• _Assignment_:
Write out the listing below without alteration, omitting its pictures.
· · ·
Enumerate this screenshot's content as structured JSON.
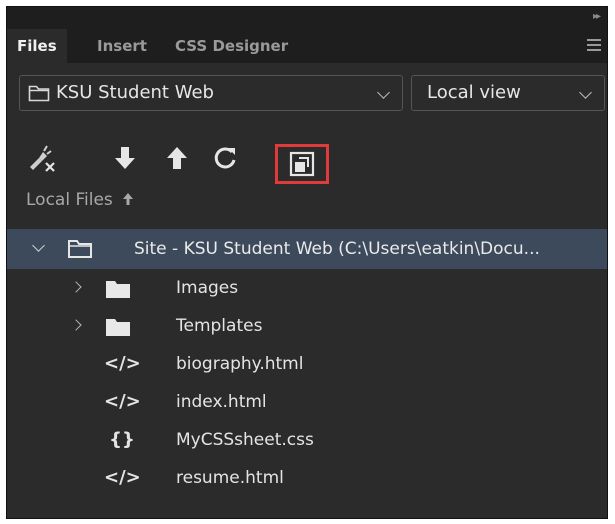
{
  "tabs": [
    {
      "label": "Files",
      "active": true
    },
    {
      "label": "Insert",
      "active": false
    },
    {
      "label": "CSS Designer",
      "active": false
    }
  ],
  "site_dropdown": {
    "value": "KSU Student Web",
    "icon": "folder-outline-icon"
  },
  "view_dropdown": {
    "value": "Local view"
  },
  "toolbar": [
    {
      "name": "connect-icon"
    },
    {
      "name": "get-download-icon"
    },
    {
      "name": "put-upload-icon"
    },
    {
      "name": "refresh-icon"
    },
    {
      "name": "expand-panel-icon",
      "highlighted": true
    }
  ],
  "files_header": {
    "label": "Local Files",
    "sort_icon": "sort-up-arrow-icon"
  },
  "tree": {
    "root": {
      "label": "Site - KSU Student Web (C:\\Users\\eatkin\\Docu..."
    },
    "items": [
      {
        "label": "Images",
        "type": "folder"
      },
      {
        "label": "Templates",
        "type": "folder"
      },
      {
        "label": "biography.html",
        "type": "html",
        "icon_text": "</>"
      },
      {
        "label": "index.html",
        "type": "html",
        "icon_text": "</>"
      },
      {
        "label": "MyCSSsheet.css",
        "type": "css",
        "icon_text": "{}"
      },
      {
        "label": "resume.html",
        "type": "html",
        "icon_text": "</>"
      }
    ]
  },
  "colors": {
    "panel_bg": "#2b2b2b",
    "tab_bar_bg": "#1e1e1e",
    "selected_row": "#3c4a5c",
    "highlight": "#e03a3a"
  }
}
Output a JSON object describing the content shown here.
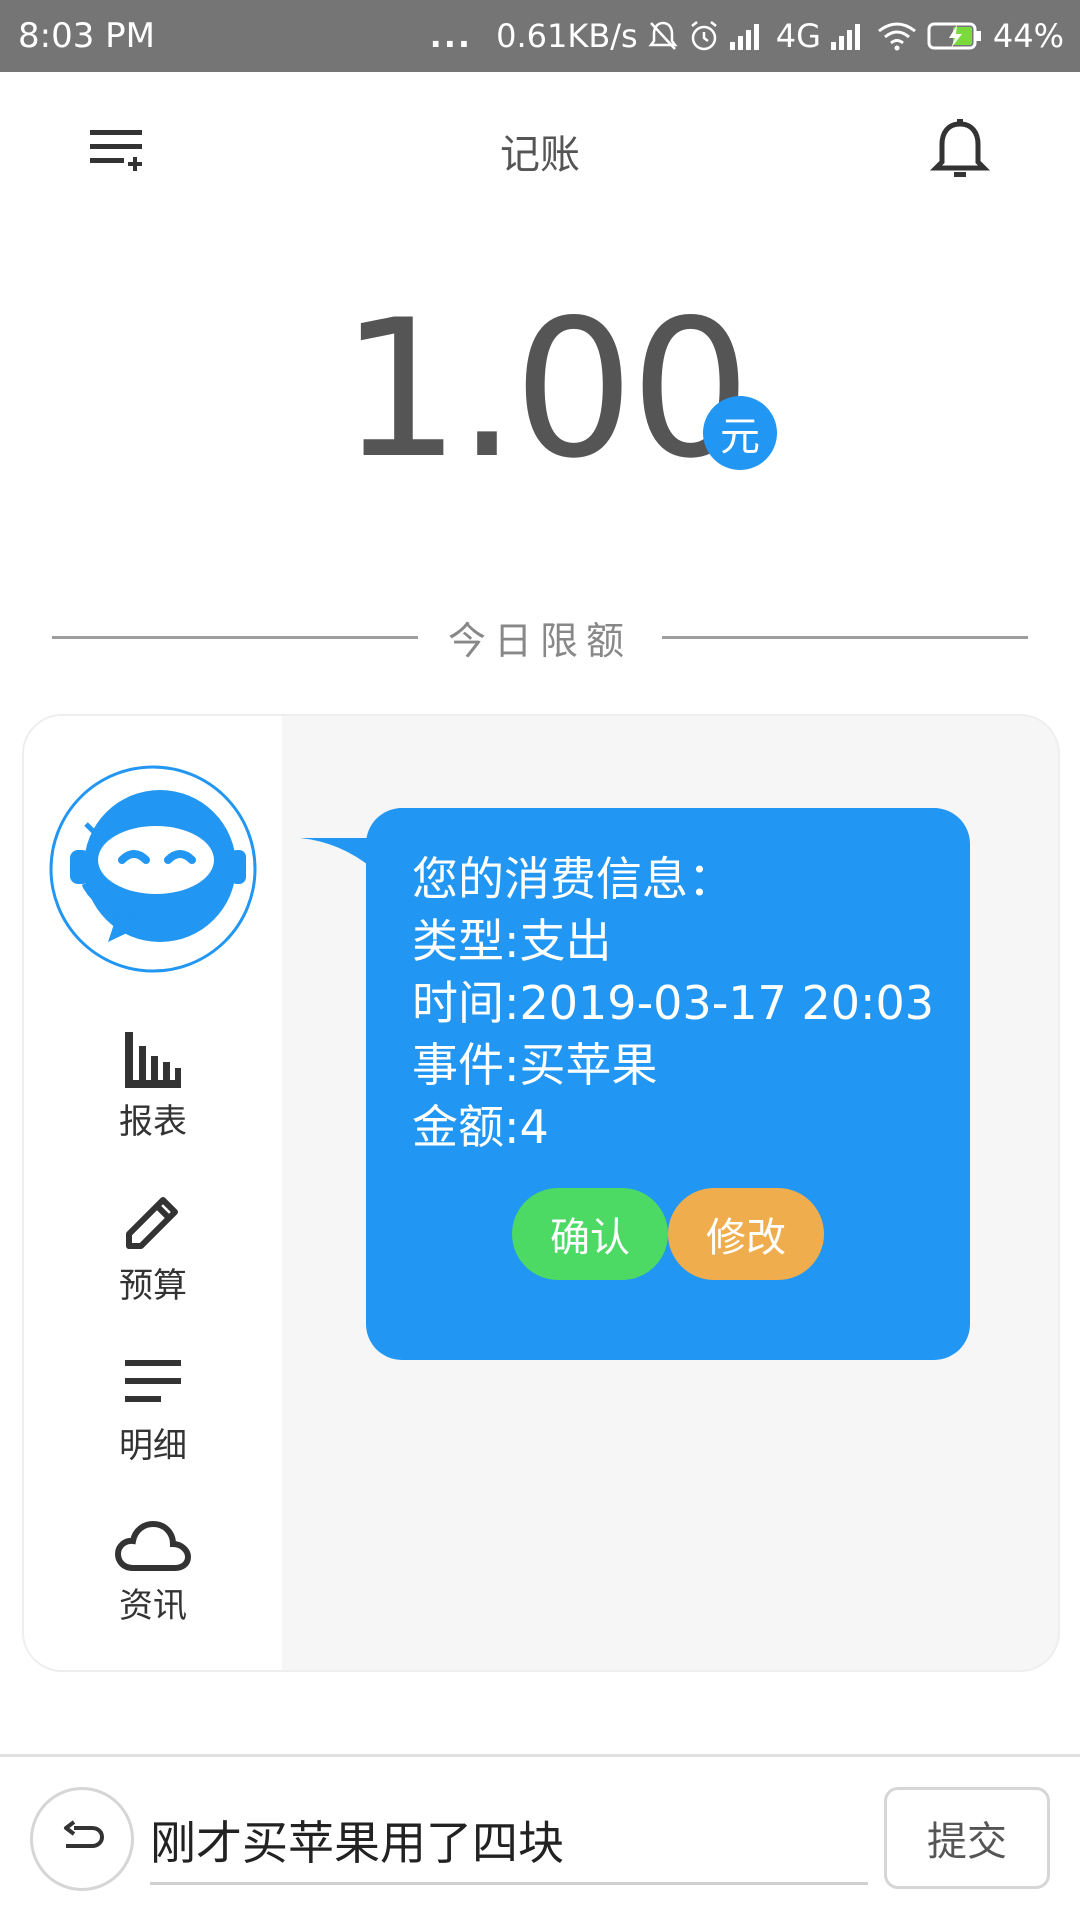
{
  "status_bar": {
    "time": "8:03 PM",
    "dots": "...",
    "net_speed": "0.61KB/s",
    "network": "4G",
    "battery": "44%",
    "icons": [
      "mute-icon",
      "alarm-icon",
      "signal-icon",
      "wifi-icon",
      "battery-charging-icon"
    ]
  },
  "app_bar": {
    "title": "记账",
    "left_icon": "menu-add-icon",
    "right_icon": "bell-icon"
  },
  "amount": {
    "value": "1.00",
    "currency": "元"
  },
  "limit_label": "今日限额",
  "sidebar": {
    "items": [
      {
        "label": "报表",
        "icon": "bar-chart-icon"
      },
      {
        "label": "预算",
        "icon": "pencil-icon"
      },
      {
        "label": "明细",
        "icon": "list-icon"
      },
      {
        "label": "资讯",
        "icon": "cloud-icon"
      }
    ]
  },
  "message": {
    "lines": [
      "您的消费信息：",
      "类型:支出",
      "时间:2019-03-17 20:03",
      "事件:买苹果",
      "金额:4"
    ],
    "confirm_label": "确认",
    "modify_label": "修改"
  },
  "input_bar": {
    "value": "刚才买苹果用了四块",
    "submit_label": "提交"
  },
  "colors": {
    "accent": "#2196F3",
    "confirm": "#4CD964",
    "modify": "#F0AD4E",
    "status_bar": "#757575"
  }
}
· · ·
• _Response box_:
Enumerate this screenshot's content as structured JSON.
{
  "tabs": [
    {
      "label": "Files",
      "active": true
    },
    {
      "label": "Insert",
      "active": false
    },
    {
      "label": "CSS Designer",
      "active": false
    }
  ],
  "site_dropdown": {
    "value": "KSU Student Web",
    "icon": "folder-outline-icon"
  },
  "view_dropdown": {
    "value": "Local view"
  },
  "toolbar": [
    {
      "name": "connect-icon"
    },
    {
      "name": "get-download-icon"
    },
    {
      "name": "put-upload-icon"
    },
    {
      "name": "refresh-icon"
    },
    {
      "name": "expand-panel-icon",
      "highlighted": true
    }
  ],
  "files_header": {
    "label": "Local Files",
    "sort_icon": "sort-up-arrow-icon"
  },
  "tree": {
    "root": {
      "label": "Site - KSU Student Web (C:\\Users\\eatkin\\Docu..."
    },
    "items": [
      {
        "label": "Images",
        "type": "folder"
      },
      {
        "label": "Templates",
        "type": "folder"
      },
      {
        "label": "biography.html",
        "type": "html",
        "icon_text": "</>"
      },
      {
        "label": "index.html",
        "type": "html",
        "icon_text": "</>"
      },
      {
        "label": "MyCSSsheet.css",
        "type": "css",
        "icon_text": "{}"
      },
      {
        "label": "resume.html",
        "type": "html",
        "icon_text": "</>"
      }
    ]
  },
  "colors": {
    "panel_bg": "#2b2b2b",
    "tab_bar_bg": "#1e1e1e",
    "selected_row": "#3c4a5c",
    "highlight": "#e03a3a"
  }
}
Output a JSON object describing the content shown here.
{
  "status_bar": {
    "time": "8:03 PM",
    "dots": "...",
    "net_speed": "0.61KB/s",
    "network": "4G",
    "battery": "44%",
    "icons": [
      "mute-icon",
      "alarm-icon",
      "signal-icon",
      "wifi-icon",
      "battery-charging-icon"
    ]
  },
  "app_bar": {
    "title": "记账",
    "left_icon": "menu-add-icon",
    "right_icon": "bell-icon"
  },
  "amount": {
    "value": "1.00",
    "currency": "元"
  },
  "limit_label": "今日限额",
  "sidebar": {
    "items": [
      {
        "label": "报表",
        "icon": "bar-chart-icon"
      },
      {
        "label": "预算",
        "icon": "pencil-icon"
      },
      {
        "label": "明细",
        "icon": "list-icon"
      },
      {
        "label": "资讯",
        "icon": "cloud-icon"
      }
    ]
  },
  "message": {
    "lines": [
      "您的消费信息：",
      "类型:支出",
      "时间:2019-03-17 20:03",
      "事件:买苹果",
      "金额:4"
    ],
    "confirm_label": "确认",
    "modify_label": "修改"
  },
  "input_bar": {
    "value": "刚才买苹果用了四块",
    "submit_label": "提交"
  },
  "colors": {
    "accent": "#2196F3",
    "confirm": "#4CD964",
    "modify": "#F0AD4E",
    "status_bar": "#757575"
  }
}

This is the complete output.